■ Exercise material
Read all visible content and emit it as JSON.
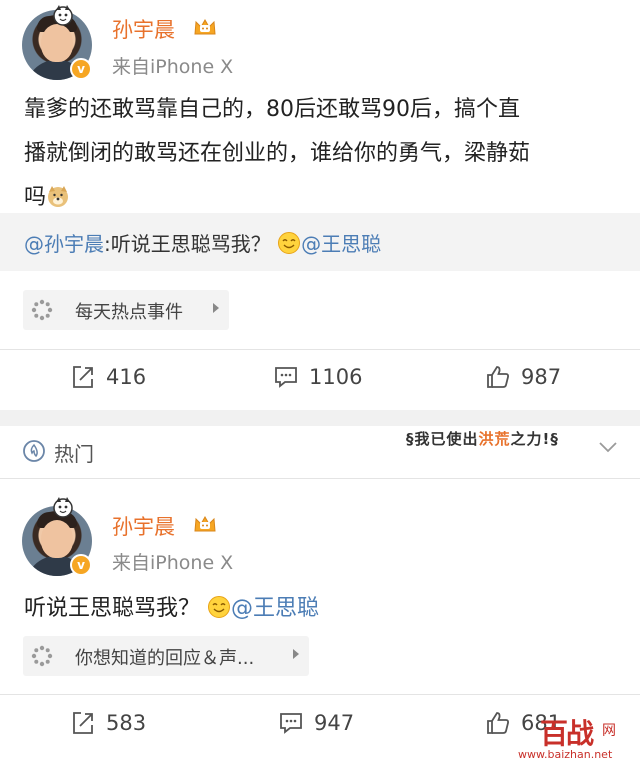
{
  "post1": {
    "username": "孙宇晨",
    "source": "来自iPhone X",
    "content_line1": "靠爹的还敢骂靠自己的，80后还敢骂90后，搞个直",
    "content_line2": "播就倒闭的敢骂还在创业的，谁给你的勇气，梁静茹",
    "content_line3": "吗",
    "repost_author": "@孙宇晨",
    "repost_text": ":听说王思聪骂我？",
    "repost_mention": "@王思聪",
    "topic_label": "每天热点事件",
    "repost_count": "416",
    "comment_count": "1106",
    "like_count": "987"
  },
  "hot_section": {
    "label": "热门",
    "sticker_text_a": "我已使出",
    "sticker_text_hl": "洪荒",
    "sticker_text_b": "之力!"
  },
  "post2": {
    "username": "孙宇晨",
    "source": "来自iPhone X",
    "content": "听说王思聪骂我？",
    "mention": "@王思聪",
    "topic_label": "你想知道的回应＆声...",
    "repost_count": "583",
    "comment_count": "947",
    "like_count": "681"
  },
  "watermark": {
    "logo": "百战",
    "net": "网",
    "url": "www.baizhan.net"
  },
  "colors": {
    "username": "#e8722c",
    "link": "#4c7db5",
    "verified_badge": "#f6a623",
    "watermark": "#c8302a"
  },
  "icons": {
    "repost": "share-icon",
    "comment": "comment-icon",
    "like": "thumbs-up-icon",
    "hot": "hot-topic-icon",
    "topic": "loading-spinner-icon"
  }
}
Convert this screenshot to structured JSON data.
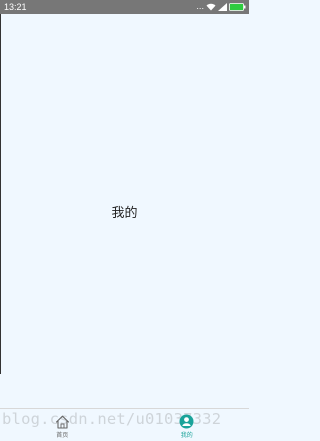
{
  "status_bar": {
    "time": "13:21",
    "dots": "...",
    "icons": [
      "signal-dots-icon",
      "wifi-icon",
      "signal-icon",
      "battery-icon"
    ]
  },
  "main": {
    "title": "我的"
  },
  "watermark": {
    "text": "blog.csdn.net/u01037332"
  },
  "tab_bar": {
    "tabs": [
      {
        "label": "首页",
        "icon": "home-icon",
        "active": false
      },
      {
        "label": "我的",
        "icon": "profile-icon",
        "active": true
      }
    ]
  },
  "colors": {
    "accent": "#1aa39a",
    "background": "#f0f8ff",
    "status_bar": "#777777"
  }
}
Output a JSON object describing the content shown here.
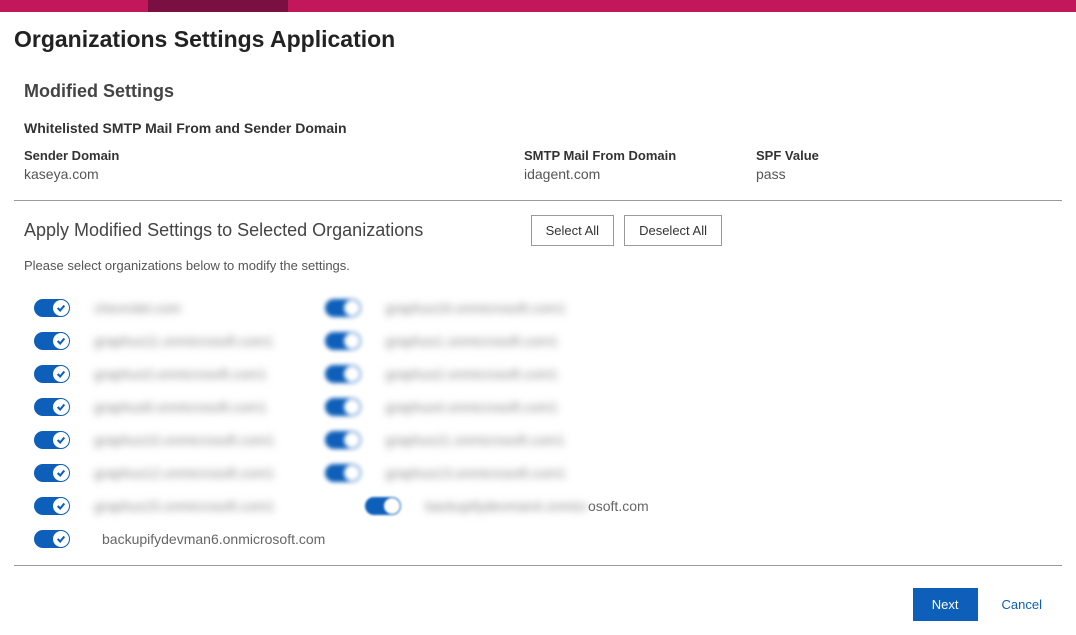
{
  "page_title": "Organizations Settings Application",
  "modified": {
    "heading": "Modified Settings",
    "sub_heading": "Whitelisted SMTP Mail From and Sender Domain",
    "sender_domain_label": "Sender Domain",
    "sender_domain_value": "kaseya.com",
    "smtp_label": "SMTP Mail From Domain",
    "smtp_value": "idagent.com",
    "spf_label": "SPF Value",
    "spf_value": "pass"
  },
  "apply": {
    "heading": "Apply Modified Settings to Selected Organizations",
    "select_all": "Select All",
    "deselect_all": "Deselect All",
    "instruction": "Please select organizations below to modify the settings."
  },
  "orgs": {
    "col1": [
      {
        "label": "chevrolet.com",
        "blurred": true
      },
      {
        "label": "graphus11.onmicrosoft.com1",
        "blurred": true
      },
      {
        "label": "graphus3.onmicrosoft.com1",
        "blurred": true
      },
      {
        "label": "graphus8.onmicrosoft.com1",
        "blurred": true
      },
      {
        "label": "graphus10.onmicrosoft.com1",
        "blurred": true
      },
      {
        "label": "graphus12.onmicrosoft.com1",
        "blurred": true
      },
      {
        "label": "graphus15.onmicrosoft.com1",
        "blurred": true
      },
      {
        "label": "backupifydevman6.onmicrosoft.com",
        "blurred": false
      }
    ],
    "col2": [
      {
        "label": "graphus16.onmicrosoft.com1",
        "blurred": true
      },
      {
        "label": "graphus1.onmicrosoft.com1",
        "blurred": true
      },
      {
        "label": "graphus2.onmicrosoft.com1",
        "blurred": true
      },
      {
        "label": "graphus4.onmicrosoft.com1",
        "blurred": true
      },
      {
        "label": "graphus11.onmicrosoft.com1",
        "blurred": true
      },
      {
        "label": "graphus13.onmicrosoft.com1",
        "blurred": true
      },
      {
        "label": "backupifydevman4.onmicrosoft.com",
        "blurred": true,
        "partial": true
      }
    ]
  },
  "footer": {
    "next": "Next",
    "cancel": "Cancel"
  }
}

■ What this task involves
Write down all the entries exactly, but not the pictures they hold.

■ Answer
Read all visible content and emit it as JSON.
{
  "post1": {
    "username": "孙宇晨",
    "source": "来自iPhone X",
    "content_line1": "靠爹的还敢骂靠自己的，80后还敢骂90后，搞个直",
    "content_line2": "播就倒闭的敢骂还在创业的，谁给你的勇气，梁静茹",
    "content_line3": "吗",
    "repost_author": "@孙宇晨",
    "repost_text": ":听说王思聪骂我？",
    "repost_mention": "@王思聪",
    "topic_label": "每天热点事件",
    "repost_count": "416",
    "comment_count": "1106",
    "like_count": "987"
  },
  "hot_section": {
    "label": "热门",
    "sticker_text_a": "我已使出",
    "sticker_text_hl": "洪荒",
    "sticker_text_b": "之力!"
  },
  "post2": {
    "username": "孙宇晨",
    "source": "来自iPhone X",
    "content": "听说王思聪骂我？",
    "mention": "@王思聪",
    "topic_label": "你想知道的回应＆声...",
    "repost_count": "583",
    "comment_count": "947",
    "like_count": "681"
  },
  "watermark": {
    "logo": "百战",
    "net": "网",
    "url": "www.baizhan.net"
  },
  "colors": {
    "username": "#e8722c",
    "link": "#4c7db5",
    "verified_badge": "#f6a623",
    "watermark": "#c8302a"
  },
  "icons": {
    "repost": "share-icon",
    "comment": "comment-icon",
    "like": "thumbs-up-icon",
    "hot": "hot-topic-icon",
    "topic": "loading-spinner-icon"
  }
}
Convert this screenshot to structured JSON data.
{
  "status_bar": {
    "time": "13:21",
    "dots": "...",
    "icons": [
      "signal-dots-icon",
      "wifi-icon",
      "signal-icon",
      "battery-icon"
    ]
  },
  "main": {
    "title": "我的"
  },
  "watermark": {
    "text": "blog.csdn.net/u01037332"
  },
  "tab_bar": {
    "tabs": [
      {
        "label": "首页",
        "icon": "home-icon",
        "active": false
      },
      {
        "label": "我的",
        "icon": "profile-icon",
        "active": true
      }
    ]
  },
  "colors": {
    "accent": "#1aa39a",
    "background": "#f0f8ff",
    "status_bar": "#777777"
  }
}
Output a JSON object describing the content shown here.
{
  "page_title": "Organizations Settings Application",
  "modified": {
    "heading": "Modified Settings",
    "sub_heading": "Whitelisted SMTP Mail From and Sender Domain",
    "sender_domain_label": "Sender Domain",
    "sender_domain_value": "kaseya.com",
    "smtp_label": "SMTP Mail From Domain",
    "smtp_value": "idagent.com",
    "spf_label": "SPF Value",
    "spf_value": "pass"
  },
  "apply": {
    "heading": "Apply Modified Settings to Selected Organizations",
    "select_all": "Select All",
    "deselect_all": "Deselect All",
    "instruction": "Please select organizations below to modify the settings."
  },
  "orgs": {
    "col1": [
      {
        "label": "chevrolet.com",
        "blurred": true
      },
      {
        "label": "graphus11.onmicrosoft.com1",
        "blurred": true
      },
      {
        "label": "graphus3.onmicrosoft.com1",
        "blurred": true
      },
      {
        "label": "graphus8.onmicrosoft.com1",
        "blurred": true
      },
      {
        "label": "graphus10.onmicrosoft.com1",
        "blurred": true
      },
      {
        "label": "graphus12.onmicrosoft.com1",
        "blurred": true
      },
      {
        "label": "graphus15.onmicrosoft.com1",
        "blurred": true
      },
      {
        "label": "backupifydevman6.onmicrosoft.com",
        "blurred": false
      }
    ],
    "col2": [
      {
        "label": "graphus16.onmicrosoft.com1",
        "blurred": true
      },
      {
        "label": "graphus1.onmicrosoft.com1",
        "blurred": true
      },
      {
        "label": "graphus2.onmicrosoft.com1",
        "blurred": true
      },
      {
        "label": "graphus4.onmicrosoft.com1",
        "blurred": true
      },
      {
        "label": "graphus11.onmicrosoft.com1",
        "blurred": true
      },
      {
        "label": "graphus13.onmicrosoft.com1",
        "blurred": true
      },
      {
        "label": "backupifydevman4.onmicrosoft.com",
        "blurred": true,
        "partial": true
      }
    ]
  },
  "footer": {
    "next": "Next",
    "cancel": "Cancel"
  }
}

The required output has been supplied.